On Wednesday, December 7, 2011, Adam Teva V'Din presented Israel's first national conference on environmental justice. Our partners were the City of Beersheba and the Environmental Protection Ministry. It was a seminal event. We chose to conduct Israel's first national environmental justice conference in partnership with the City of Beersheba to make the point that places in the periphery are as important as those in the central region, and to showcase Beersheba's recent urban development as the capital of the Negev, under the leadership of Mayor Rubik Danilovitch.
Over 300 participants spent the day debating how best Israel can insure environmental justice, particularly for under-served communities in the south.

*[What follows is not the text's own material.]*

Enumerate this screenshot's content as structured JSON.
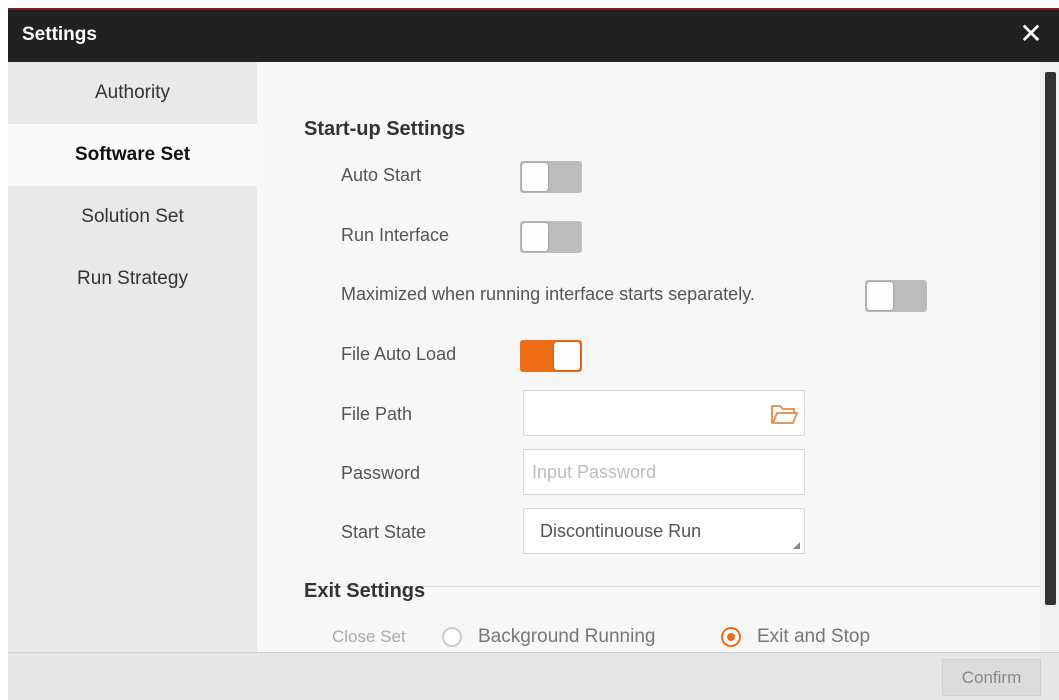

Keynote speaker was the director of the State Comptroller's office who addressed the important of public participation in decision-making. He spoke at length about the overlapping of environmental, social and distributive justice, and referred to Adam Teva V'Din's contribution to policy changes now under way in regard to how Israel values natural resources like Dead Sea minerals and offshore natural gas discoveries.
Sharing their stories
The highlight of the day was when community activists shared their stories. Residents of Arad told of their struggle against plans to expand phosphate mining near their homes despite objections raised by the Health Ministry.
A resident of Ksaifeh, a recognized Bedouin town, brought tears to the audience's eyes when he told of the joy his neighbors expressed when Adam Teva V'Din's legal action led to completion of a sewage processing facility delayed for 11 years due to bureaucratic fumbling.
The grassroots activist group, Achla, represented by Ronny Rom, told how Ramat Hasharon residents learned of the extent of contamination at the former military industries site in the town. He shared his story of how concerned citizens organized as a group to protest new building plans going forward until environmental risk surveys are complete - and the site remediated was inspirational.
The 2nd annual EBeersheba Environmental Justice Conference is planned for mid-November 2012.